America-born, Berlin-based artist Dorothy Iannone, whose work foregrounded female sexuality and pleasure, has died at 89 following a short illness. Her death was confirmed by her Paris-based gallery, Air de Paris.
“Love and freedom has been at heart of Dorothy Iannone’s work for six decades, with full force until her unexpected death yesterday,” the gallery said in a statement. “We will deeply miss her as an original artist, an intellectual and engaged human being, a most loving, fun, and compassionate friend.”
Iannone worked across a wide variety of media including painting, drawing, collage, video, sculpture, and artist’s books. Often combining text and imagery, her colorful graphics drew inspiration from her personal life as well as Japanese woodcuts, Byzantine mosaics, Egyptian frescos, and American comic books. Iannone, in both her life and work, fought censorship and rejected society’s expectations.
Iannone was born in Boston in 1933 and studied literature at Brandeis University. She married the wealthy investor and painter James Upham and, between 1961 and 1967, the pair travelled throughout Europe and Asia. As a fixture of New York’s downtown art scene, Iannone began making cutout wooden portraits of notable figures such as Jacqueline Kennedy and Charlie Chaplin, which served as forerunners for her later works.
In 1961, U.S. Customs seized Iannone’s copy of Henry Miller’s 1934 sexually explicit novel Tropic of Cancer at a New York airport. Her successful lawsuit filed by the New York Civil Liberties Union resulted in the end of a 30-year ban on Miller’s work.

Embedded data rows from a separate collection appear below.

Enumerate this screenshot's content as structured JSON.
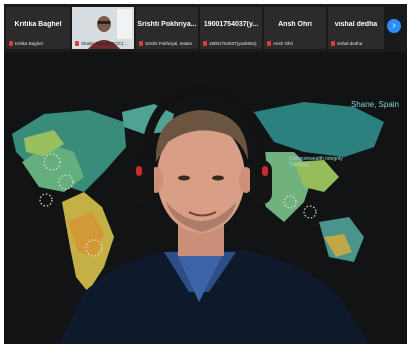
{
  "participants": [
    {
      "name": "Kritika Baghel",
      "sub": "Kritika Baghel"
    },
    {
      "name": "",
      "sub": "Shalini Rao (INTC/C)..."
    },
    {
      "name": "Srishti Pokhriya...",
      "sub": "Srishti Pokhriyal, Intake"
    },
    {
      "name": "19001754037(y...",
      "sub": "19001754037(yash60u)"
    },
    {
      "name": "Ansh Ohri",
      "sub": "Ansh Ohri"
    },
    {
      "name": "vishal dedha",
      "sub": "vishal dedha"
    }
  ],
  "speaker_label": "Shane, Spain",
  "logo_text": "Commonwealth Integrity Tracking",
  "icons": {
    "next": "chevron-right-icon",
    "mic": "mic-muted-icon"
  },
  "colors": {
    "accent": "#2d8cff",
    "mic_muted": "#e03b3b",
    "speaker_label": "#7fd4cf"
  }
}
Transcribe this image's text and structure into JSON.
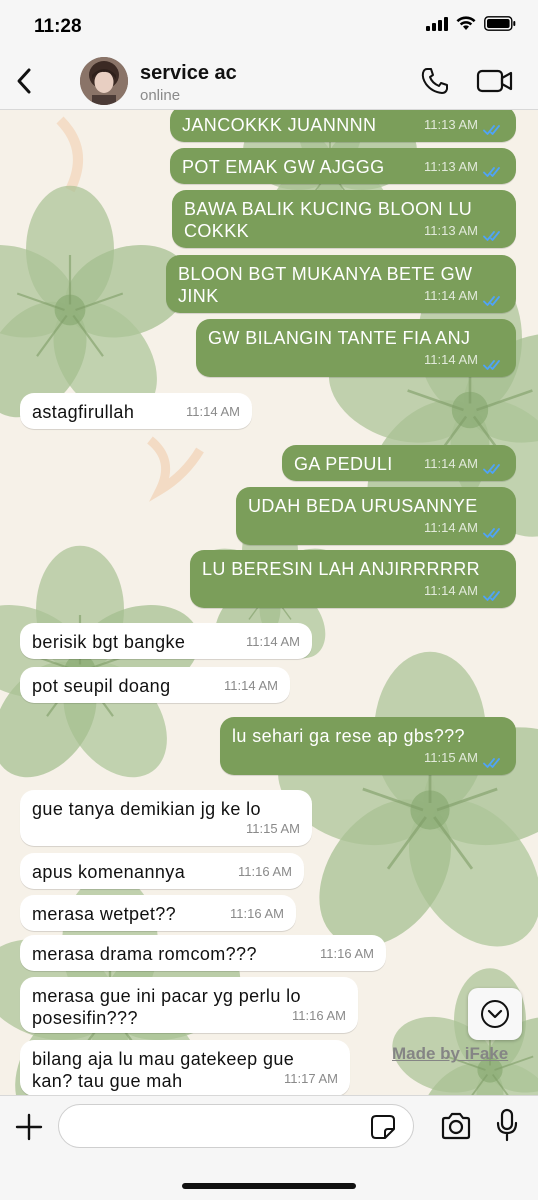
{
  "status_bar": {
    "time": "11:28"
  },
  "header": {
    "contact_name": "service ac",
    "contact_status": "online"
  },
  "colors": {
    "outgoing_bubble": "#7b9e5a",
    "incoming_bubble": "#ffffff",
    "read_ticks": "#4fa3f7"
  },
  "messages": [
    {
      "dir": "out",
      "text": "JANCOKKK JUANNNN",
      "time": "11:13 AM",
      "read": true
    },
    {
      "dir": "out",
      "text": "POT EMAK GW AJGGG",
      "time": "11:13 AM",
      "read": true
    },
    {
      "dir": "out",
      "text": "BAWA BALIK KUCING BLOON LU COKKK",
      "time": "11:13 AM",
      "read": true
    },
    {
      "dir": "out",
      "text": "BLOON BGT MUKANYA BETE GW JINK",
      "time": "11:14 AM",
      "read": true
    },
    {
      "dir": "out",
      "text": "GW BILANGIN TANTE FIA ANJ",
      "time": "11:14 AM",
      "read": true
    },
    {
      "dir": "in",
      "text": "astagfirullah",
      "time": "11:14 AM"
    },
    {
      "dir": "out",
      "text": "GA PEDULI",
      "time": "11:14 AM",
      "read": true
    },
    {
      "dir": "out",
      "text": "UDAH BEDA URUSANNYE",
      "time": "11:14 AM",
      "read": true
    },
    {
      "dir": "out",
      "text": "LU BERESIN LAH ANJIRRRRRR",
      "time": "11:14 AM",
      "read": true
    },
    {
      "dir": "in",
      "text": "berisik bgt bangke",
      "time": "11:14 AM"
    },
    {
      "dir": "in",
      "text": "pot seupil doang",
      "time": "11:14 AM"
    },
    {
      "dir": "out",
      "text": "lu sehari ga rese ap gbs???",
      "time": "11:15 AM",
      "read": true
    },
    {
      "dir": "in",
      "text": "gue tanya demikian jg ke lo",
      "time": "11:15 AM"
    },
    {
      "dir": "in",
      "text": "apus komenannya",
      "time": "11:16 AM"
    },
    {
      "dir": "in",
      "text": "merasa wetpet??",
      "time": "11:16 AM"
    },
    {
      "dir": "in",
      "text": "merasa drama romcom???",
      "time": "11:16 AM"
    },
    {
      "dir": "in",
      "text": "merasa gue ini pacar yg perlu lo posesifin???",
      "time": "11:16 AM"
    },
    {
      "dir": "in",
      "text": "bilang aja lu mau gatekeep gue kan? tau gue mah",
      "time": "11:17 AM"
    }
  ],
  "watermark": "Made by iFake",
  "composer": {
    "value": "",
    "placeholder": ""
  },
  "icons": {
    "back": "chevron-left-icon",
    "call": "phone-icon",
    "video": "video-camera-icon",
    "scroll": "chevron-down-icon",
    "plus": "plus-icon",
    "sticker": "sticker-icon",
    "camera": "camera-icon",
    "mic": "microphone-icon"
  }
}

Roughly seven years later, Iannone met the artist Dieter Roth while on a trip to Iceland. She left her then-husband to move to Reykjavik with Roth, who she called her muse. During this time in the 1970s, she made some of her best known works, which often depicted scenes from the couple’s sex life.

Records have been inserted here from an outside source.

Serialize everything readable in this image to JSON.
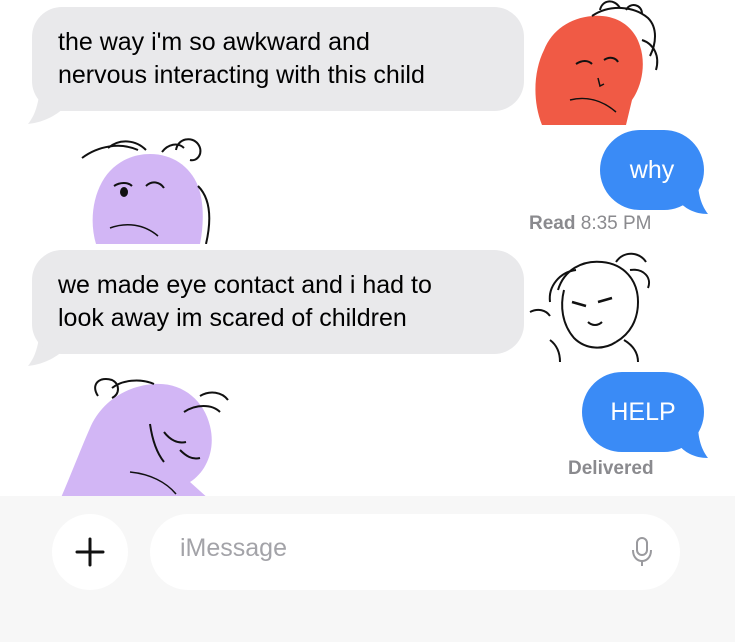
{
  "messages": [
    {
      "direction": "incoming",
      "text_lines": [
        "the way i'm so awkward and",
        "nervous interacting with this child"
      ]
    },
    {
      "direction": "outgoing",
      "text": "why"
    },
    {
      "direction": "incoming",
      "text_lines": [
        "we made eye contact and i had to",
        "look away im scared of children"
      ]
    },
    {
      "direction": "outgoing",
      "text": "HELP"
    }
  ],
  "receipts": {
    "read_label": "Read",
    "read_time": "8:35 PM",
    "delivered": "Delivered"
  },
  "composer": {
    "placeholder": "iMessage",
    "plus_icon": "plus-icon",
    "mic_icon": "microphone-icon"
  },
  "colors": {
    "incoming_bubble": "#e9e9eb",
    "outgoing_bubble": "#3a8bf6",
    "sticker_red": "#f05a45",
    "sticker_purple": "#d2b6f5"
  }
}
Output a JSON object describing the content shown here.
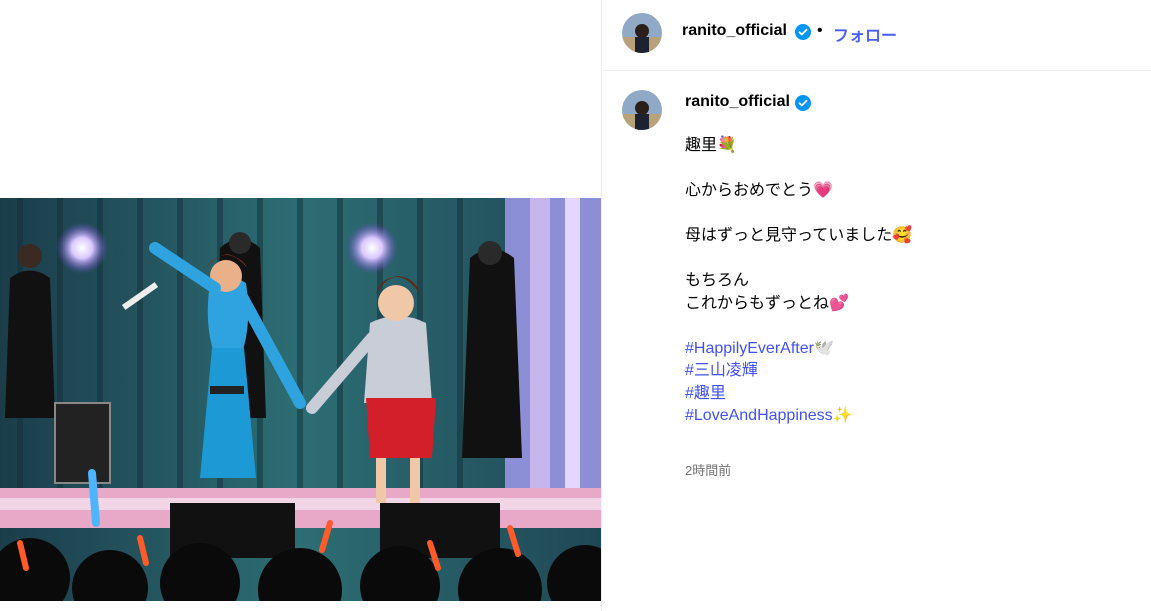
{
  "post": {
    "username": "ranito_official",
    "separator": "•",
    "follow_label": "フォロー",
    "caption_lines": {
      "l1": "趣里💐",
      "l2": "心からおめでとう💗",
      "l3": "母はずっと見守っていました🥰",
      "l4": "もちろん",
      "l5": "これからもずっとね💕"
    },
    "hashtags": [
      "#HappilyEverAfter🕊️",
      "#三山凌輝",
      "#趣里",
      "#LoveAndHappiness✨"
    ],
    "timestamp": "2時間前"
  },
  "colors": {
    "link_blue": "#4150f7",
    "verified_blue": "#0095f6",
    "muted_gray": "#737373"
  },
  "icons": {
    "verified": "verified-badge-icon"
  }
}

In 1969, Iannone’s work was censored by the director of the Kunsthalle Bern for the inclusion of genitalia. In response, Roth removed his work from the show and curator Harald Szeemann resigned. Iannone subsequently made the 1970s comic book The Story of Bern (or) Showing Colors about the experience.
Both Iannone and Roth became prominent figures in the Fluxus movement. They remained lovers until 1974 and close friends until Roth’s death in 1998. In 1976, Iannone moved to Berlin on a scholarship, where she lived until her death.

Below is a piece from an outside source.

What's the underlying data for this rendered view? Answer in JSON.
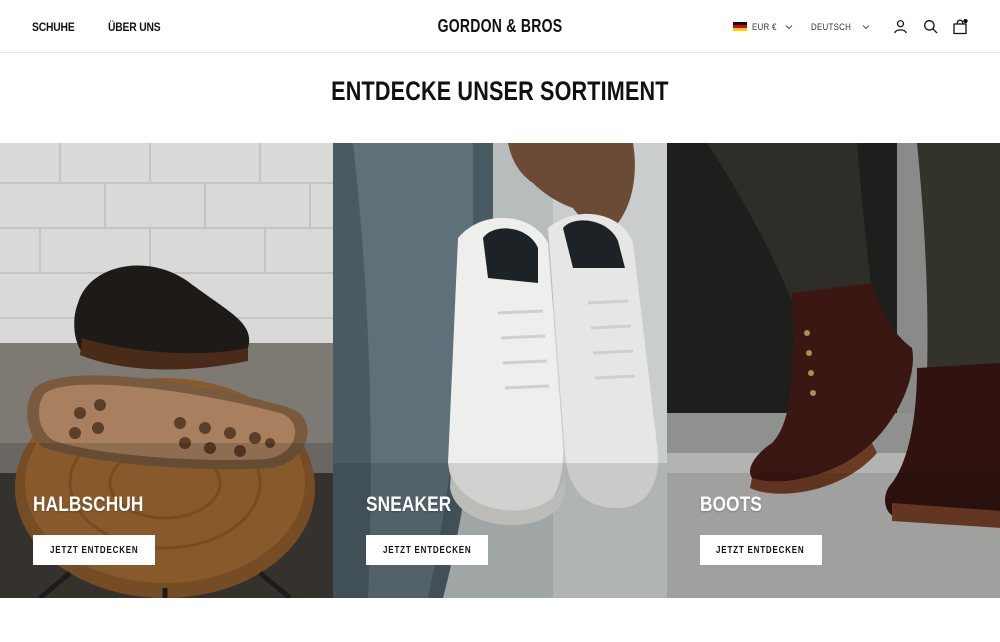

While it took the art world years to catch up to Iannone, her controversial work was critically reassessed in the early 21st century. Her video sculpture I Was Thinking of You (1975), a human-scale box painted with an erotic scene and including a monitor that screened a video of the artist’s face while masturbating, was recreated at the Wrong Gallery at Tate Modern in 2005 and for the 2006 Whitney Biennial.
Iannone was the subject of solo exhibitions at the New Museum in New York in 2009, the Camden Arts Center in London in 2013, and the Louisiana Museum of Modern Art in Denmark earlier this year. Her work can also be found in the collections of the Musée d’Art Moderne de la Ville de Paris, the Centre Pompidou in Paris, and the Museum Ludwig in Cologne.